:: EXCERPTED RECORDS ::

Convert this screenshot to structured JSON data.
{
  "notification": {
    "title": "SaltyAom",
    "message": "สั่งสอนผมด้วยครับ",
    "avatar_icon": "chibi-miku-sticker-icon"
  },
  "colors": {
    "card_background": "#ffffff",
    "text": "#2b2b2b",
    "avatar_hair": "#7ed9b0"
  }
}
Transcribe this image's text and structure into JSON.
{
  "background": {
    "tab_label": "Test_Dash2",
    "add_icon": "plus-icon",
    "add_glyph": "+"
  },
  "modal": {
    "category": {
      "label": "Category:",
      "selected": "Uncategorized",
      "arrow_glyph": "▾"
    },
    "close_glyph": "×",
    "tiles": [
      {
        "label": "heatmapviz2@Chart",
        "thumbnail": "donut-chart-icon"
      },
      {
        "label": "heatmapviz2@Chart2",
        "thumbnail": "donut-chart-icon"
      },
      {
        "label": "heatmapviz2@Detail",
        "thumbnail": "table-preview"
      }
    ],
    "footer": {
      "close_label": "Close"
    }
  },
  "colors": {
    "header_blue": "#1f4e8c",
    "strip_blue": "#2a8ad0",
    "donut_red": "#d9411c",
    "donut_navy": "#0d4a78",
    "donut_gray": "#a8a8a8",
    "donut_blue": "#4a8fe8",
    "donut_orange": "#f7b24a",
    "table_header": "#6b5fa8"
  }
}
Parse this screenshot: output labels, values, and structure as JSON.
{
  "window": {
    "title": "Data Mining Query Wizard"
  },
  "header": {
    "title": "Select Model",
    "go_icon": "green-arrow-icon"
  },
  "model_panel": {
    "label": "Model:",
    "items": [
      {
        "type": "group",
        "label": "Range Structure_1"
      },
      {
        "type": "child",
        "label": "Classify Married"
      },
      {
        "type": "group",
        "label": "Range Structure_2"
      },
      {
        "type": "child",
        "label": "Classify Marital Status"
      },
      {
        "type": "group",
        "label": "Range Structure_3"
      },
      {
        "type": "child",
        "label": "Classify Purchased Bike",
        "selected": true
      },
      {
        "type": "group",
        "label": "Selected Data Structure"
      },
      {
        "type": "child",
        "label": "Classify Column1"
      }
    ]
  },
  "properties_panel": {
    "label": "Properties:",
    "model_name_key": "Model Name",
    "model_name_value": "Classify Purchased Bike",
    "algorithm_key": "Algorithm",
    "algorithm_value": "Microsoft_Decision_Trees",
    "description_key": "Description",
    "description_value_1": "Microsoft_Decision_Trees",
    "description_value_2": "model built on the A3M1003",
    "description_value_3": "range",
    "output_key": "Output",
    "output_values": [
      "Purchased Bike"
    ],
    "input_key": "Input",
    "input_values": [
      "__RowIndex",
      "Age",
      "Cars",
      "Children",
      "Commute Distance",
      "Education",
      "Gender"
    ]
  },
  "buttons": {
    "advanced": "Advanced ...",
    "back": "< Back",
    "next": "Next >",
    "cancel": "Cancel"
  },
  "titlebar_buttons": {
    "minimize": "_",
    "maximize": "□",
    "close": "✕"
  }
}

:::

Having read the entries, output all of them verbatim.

Convert this screenshot to structured JSON data.
{
  "notification": {
    "title": "SaltyAom",
    "message": "สั่งสอนผมด้วยครับ",
    "avatar_icon": "chibi-miku-sticker-icon"
  },
  "colors": {
    "card_background": "#ffffff",
    "text": "#2b2b2b",
    "avatar_hair": "#7ed9b0"
  }
}
Transcribe this image's text and structure into JSON.
{
  "background": {
    "tab_label": "Test_Dash2",
    "add_icon": "plus-icon",
    "add_glyph": "+"
  },
  "modal": {
    "category": {
      "label": "Category:",
      "selected": "Uncategorized",
      "arrow_glyph": "▾"
    },
    "close_glyph": "×",
    "tiles": [
      {
        "label": "heatmapviz2@Chart",
        "thumbnail": "donut-chart-icon"
      },
      {
        "label": "heatmapviz2@Chart2",
        "thumbnail": "donut-chart-icon"
      },
      {
        "label": "heatmapviz2@Detail",
        "thumbnail": "table-preview"
      }
    ],
    "footer": {
      "close_label": "Close"
    }
  },
  "colors": {
    "header_blue": "#1f4e8c",
    "strip_blue": "#2a8ad0",
    "donut_red": "#d9411c",
    "donut_navy": "#0d4a78",
    "donut_gray": "#a8a8a8",
    "donut_blue": "#4a8fe8",
    "donut_orange": "#f7b24a",
    "table_header": "#6b5fa8"
  }
}
Parse this screenshot: output labels, values, and structure as JSON.
{
  "window": {
    "title": "Data Mining Query Wizard"
  },
  "header": {
    "title": "Select Model",
    "go_icon": "green-arrow-icon"
  },
  "model_panel": {
    "label": "Model:",
    "items": [
      {
        "type": "group",
        "label": "Range Structure_1"
      },
      {
        "type": "child",
        "label": "Classify Married"
      },
      {
        "type": "group",
        "label": "Range Structure_2"
      },
      {
        "type": "child",
        "label": "Classify Marital Status"
      },
      {
        "type": "group",
        "label": "Range Structure_3"
      },
      {
        "type": "child",
        "label": "Classify Purchased Bike",
        "selected": true
      },
      {
        "type": "group",
        "label": "Selected Data Structure"
      },
      {
        "type": "child",
        "label": "Classify Column1"
      }
    ]
  },
  "properties_panel": {
    "label": "Properties:",
    "model_name_key": "Model Name",
    "model_name_value": "Classify Purchased Bike",
    "algorithm_key": "Algorithm",
    "algorithm_value": "Microsoft_Decision_Trees",
    "description_key": "Description",
    "description_value_1": "Microsoft_Decision_Trees",
    "description_value_2": "model built on the A3M1003",
    "description_value_3": "range",
    "output_key": "Output",
    "output_values": [
      "Purchased Bike"
    ],
    "input_key": "Input",
    "input_values": [
      "__RowIndex",
      "Age",
      "Cars",
      "Children",
      "Commute Distance",
      "Education",
      "Gender"
    ]
  },
  "buttons": {
    "advanced": "Advanced ...",
    "back": "< Back",
    "next": "Next >",
    "cancel": "Cancel"
  },
  "titlebar_buttons": {
    "minimize": "_",
    "maximize": "□",
    "close": "✕"
  }
}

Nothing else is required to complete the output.